[Excerpts from an interface dataset]
# # # # #
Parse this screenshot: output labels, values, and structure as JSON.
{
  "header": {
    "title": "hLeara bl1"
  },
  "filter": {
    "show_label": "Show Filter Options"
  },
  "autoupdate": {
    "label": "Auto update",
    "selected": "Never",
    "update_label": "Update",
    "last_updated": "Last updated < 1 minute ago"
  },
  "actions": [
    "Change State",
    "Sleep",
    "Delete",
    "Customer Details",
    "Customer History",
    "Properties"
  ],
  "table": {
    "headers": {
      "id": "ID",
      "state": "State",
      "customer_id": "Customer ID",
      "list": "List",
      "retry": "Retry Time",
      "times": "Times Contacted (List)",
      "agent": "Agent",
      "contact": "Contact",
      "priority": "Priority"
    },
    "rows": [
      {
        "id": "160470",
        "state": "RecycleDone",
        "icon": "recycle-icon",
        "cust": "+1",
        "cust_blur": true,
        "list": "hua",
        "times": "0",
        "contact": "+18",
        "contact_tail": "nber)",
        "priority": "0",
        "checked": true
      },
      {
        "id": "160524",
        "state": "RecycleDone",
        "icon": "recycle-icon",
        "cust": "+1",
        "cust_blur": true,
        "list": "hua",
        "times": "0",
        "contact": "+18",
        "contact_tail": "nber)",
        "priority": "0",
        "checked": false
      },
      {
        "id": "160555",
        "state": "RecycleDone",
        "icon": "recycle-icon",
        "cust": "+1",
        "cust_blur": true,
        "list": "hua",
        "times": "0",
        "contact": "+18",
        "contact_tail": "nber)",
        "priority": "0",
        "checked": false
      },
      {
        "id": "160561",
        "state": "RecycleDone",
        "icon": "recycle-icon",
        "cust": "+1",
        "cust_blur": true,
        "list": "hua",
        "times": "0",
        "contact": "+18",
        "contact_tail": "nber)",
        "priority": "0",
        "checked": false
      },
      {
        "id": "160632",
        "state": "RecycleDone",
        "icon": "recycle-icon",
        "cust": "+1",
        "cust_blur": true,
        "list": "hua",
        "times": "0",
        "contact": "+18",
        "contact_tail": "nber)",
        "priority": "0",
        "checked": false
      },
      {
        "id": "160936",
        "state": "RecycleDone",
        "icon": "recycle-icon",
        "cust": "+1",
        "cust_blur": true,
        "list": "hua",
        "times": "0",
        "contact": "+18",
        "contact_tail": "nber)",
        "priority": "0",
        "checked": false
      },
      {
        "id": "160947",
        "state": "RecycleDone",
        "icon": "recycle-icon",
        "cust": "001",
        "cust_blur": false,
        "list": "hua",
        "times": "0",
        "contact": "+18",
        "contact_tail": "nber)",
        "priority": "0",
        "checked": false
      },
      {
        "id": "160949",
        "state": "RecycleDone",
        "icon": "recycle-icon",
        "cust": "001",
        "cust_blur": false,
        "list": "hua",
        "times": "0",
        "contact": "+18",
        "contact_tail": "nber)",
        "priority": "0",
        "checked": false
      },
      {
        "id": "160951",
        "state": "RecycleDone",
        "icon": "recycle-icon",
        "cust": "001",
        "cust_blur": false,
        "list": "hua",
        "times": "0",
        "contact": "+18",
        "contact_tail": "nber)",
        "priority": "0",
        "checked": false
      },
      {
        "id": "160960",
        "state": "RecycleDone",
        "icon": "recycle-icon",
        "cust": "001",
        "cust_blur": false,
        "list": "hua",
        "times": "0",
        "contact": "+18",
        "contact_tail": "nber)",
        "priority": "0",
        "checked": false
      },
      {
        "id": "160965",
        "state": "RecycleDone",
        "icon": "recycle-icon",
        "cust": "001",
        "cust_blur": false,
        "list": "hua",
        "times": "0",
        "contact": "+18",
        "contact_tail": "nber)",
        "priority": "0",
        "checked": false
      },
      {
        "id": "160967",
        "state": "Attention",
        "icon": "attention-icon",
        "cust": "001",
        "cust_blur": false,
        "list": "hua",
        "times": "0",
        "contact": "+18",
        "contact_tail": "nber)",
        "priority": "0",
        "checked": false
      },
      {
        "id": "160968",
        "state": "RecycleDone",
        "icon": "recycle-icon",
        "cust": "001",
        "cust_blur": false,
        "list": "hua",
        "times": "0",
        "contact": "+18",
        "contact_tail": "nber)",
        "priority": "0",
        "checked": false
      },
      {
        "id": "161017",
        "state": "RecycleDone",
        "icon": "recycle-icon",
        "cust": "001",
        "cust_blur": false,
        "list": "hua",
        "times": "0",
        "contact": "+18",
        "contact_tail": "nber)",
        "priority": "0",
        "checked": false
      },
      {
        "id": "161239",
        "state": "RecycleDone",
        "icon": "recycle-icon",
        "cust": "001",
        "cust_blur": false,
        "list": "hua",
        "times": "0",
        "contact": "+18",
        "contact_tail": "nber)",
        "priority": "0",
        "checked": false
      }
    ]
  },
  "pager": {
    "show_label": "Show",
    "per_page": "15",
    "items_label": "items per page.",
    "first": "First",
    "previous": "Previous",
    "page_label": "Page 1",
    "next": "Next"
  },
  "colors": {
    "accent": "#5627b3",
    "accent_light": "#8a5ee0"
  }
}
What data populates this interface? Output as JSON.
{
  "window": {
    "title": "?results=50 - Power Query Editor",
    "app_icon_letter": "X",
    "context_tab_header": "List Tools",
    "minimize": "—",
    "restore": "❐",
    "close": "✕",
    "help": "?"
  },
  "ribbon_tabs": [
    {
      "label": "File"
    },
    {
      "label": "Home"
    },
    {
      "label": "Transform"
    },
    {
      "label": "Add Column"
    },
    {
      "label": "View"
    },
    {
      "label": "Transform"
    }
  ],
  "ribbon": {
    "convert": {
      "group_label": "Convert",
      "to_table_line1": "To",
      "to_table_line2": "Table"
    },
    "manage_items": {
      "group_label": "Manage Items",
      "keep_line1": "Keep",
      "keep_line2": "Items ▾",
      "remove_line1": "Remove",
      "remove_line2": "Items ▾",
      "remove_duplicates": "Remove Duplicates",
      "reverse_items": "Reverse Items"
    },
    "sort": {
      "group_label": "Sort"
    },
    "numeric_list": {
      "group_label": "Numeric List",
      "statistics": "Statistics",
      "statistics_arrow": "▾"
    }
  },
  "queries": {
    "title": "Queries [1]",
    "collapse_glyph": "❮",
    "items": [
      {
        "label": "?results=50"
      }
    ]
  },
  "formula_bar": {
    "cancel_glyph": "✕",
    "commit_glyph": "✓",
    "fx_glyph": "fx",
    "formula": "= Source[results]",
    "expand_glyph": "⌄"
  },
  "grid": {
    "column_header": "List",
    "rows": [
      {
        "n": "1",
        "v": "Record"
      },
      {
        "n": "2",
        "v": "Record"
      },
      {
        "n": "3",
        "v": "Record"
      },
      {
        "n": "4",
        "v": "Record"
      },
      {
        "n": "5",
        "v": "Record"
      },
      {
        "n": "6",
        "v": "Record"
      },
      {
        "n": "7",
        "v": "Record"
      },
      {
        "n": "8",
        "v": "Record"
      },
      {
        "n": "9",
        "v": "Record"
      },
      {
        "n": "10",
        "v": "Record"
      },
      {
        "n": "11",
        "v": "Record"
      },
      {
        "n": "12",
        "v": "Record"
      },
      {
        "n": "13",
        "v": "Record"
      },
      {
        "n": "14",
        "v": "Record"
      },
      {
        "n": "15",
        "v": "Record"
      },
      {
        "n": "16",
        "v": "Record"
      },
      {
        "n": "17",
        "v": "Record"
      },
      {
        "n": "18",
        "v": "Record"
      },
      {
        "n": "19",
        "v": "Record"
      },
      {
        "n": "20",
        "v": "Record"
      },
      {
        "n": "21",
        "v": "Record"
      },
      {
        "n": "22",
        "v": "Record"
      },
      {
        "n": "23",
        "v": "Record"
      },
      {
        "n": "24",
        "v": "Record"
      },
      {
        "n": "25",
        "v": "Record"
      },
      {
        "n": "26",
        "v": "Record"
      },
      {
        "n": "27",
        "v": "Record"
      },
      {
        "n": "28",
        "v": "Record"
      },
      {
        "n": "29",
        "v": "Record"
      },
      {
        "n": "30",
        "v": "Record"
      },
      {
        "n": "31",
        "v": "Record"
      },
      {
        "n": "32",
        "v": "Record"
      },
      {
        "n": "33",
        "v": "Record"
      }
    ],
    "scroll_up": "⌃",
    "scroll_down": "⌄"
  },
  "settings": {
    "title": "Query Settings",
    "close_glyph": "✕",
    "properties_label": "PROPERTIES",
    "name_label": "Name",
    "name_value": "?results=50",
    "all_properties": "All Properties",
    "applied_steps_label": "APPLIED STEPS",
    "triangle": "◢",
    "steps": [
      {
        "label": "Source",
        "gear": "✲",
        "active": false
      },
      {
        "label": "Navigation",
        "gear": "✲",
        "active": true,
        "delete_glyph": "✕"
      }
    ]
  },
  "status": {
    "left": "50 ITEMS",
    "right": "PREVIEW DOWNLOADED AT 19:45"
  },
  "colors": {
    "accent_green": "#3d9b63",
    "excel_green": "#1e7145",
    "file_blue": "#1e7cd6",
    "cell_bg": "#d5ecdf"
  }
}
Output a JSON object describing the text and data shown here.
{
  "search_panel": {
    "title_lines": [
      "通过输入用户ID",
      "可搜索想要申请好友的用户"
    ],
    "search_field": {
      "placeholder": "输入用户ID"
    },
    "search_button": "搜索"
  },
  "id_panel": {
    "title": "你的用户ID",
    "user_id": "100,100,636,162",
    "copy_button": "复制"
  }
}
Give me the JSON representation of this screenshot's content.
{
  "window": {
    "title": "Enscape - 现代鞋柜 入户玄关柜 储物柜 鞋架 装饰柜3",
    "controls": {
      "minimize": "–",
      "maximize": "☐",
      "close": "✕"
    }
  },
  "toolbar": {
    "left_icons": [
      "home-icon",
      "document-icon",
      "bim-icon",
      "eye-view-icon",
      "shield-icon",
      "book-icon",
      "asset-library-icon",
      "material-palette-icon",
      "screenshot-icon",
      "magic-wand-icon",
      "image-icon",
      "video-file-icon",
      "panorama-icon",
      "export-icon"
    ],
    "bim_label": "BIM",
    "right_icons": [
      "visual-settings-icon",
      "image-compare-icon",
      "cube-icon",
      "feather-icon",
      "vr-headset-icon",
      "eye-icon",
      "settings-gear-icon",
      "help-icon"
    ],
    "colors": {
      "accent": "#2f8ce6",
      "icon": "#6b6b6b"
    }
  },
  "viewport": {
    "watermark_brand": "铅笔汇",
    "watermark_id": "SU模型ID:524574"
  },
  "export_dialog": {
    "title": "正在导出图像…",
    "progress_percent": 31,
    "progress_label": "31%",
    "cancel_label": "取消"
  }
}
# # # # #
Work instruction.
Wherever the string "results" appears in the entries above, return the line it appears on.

Result below.
    "title": "?results=50 - Power Query Editor",
        "label": "?results=50"
    "formula": "= Source[results]",
    "name_value": "?results=50",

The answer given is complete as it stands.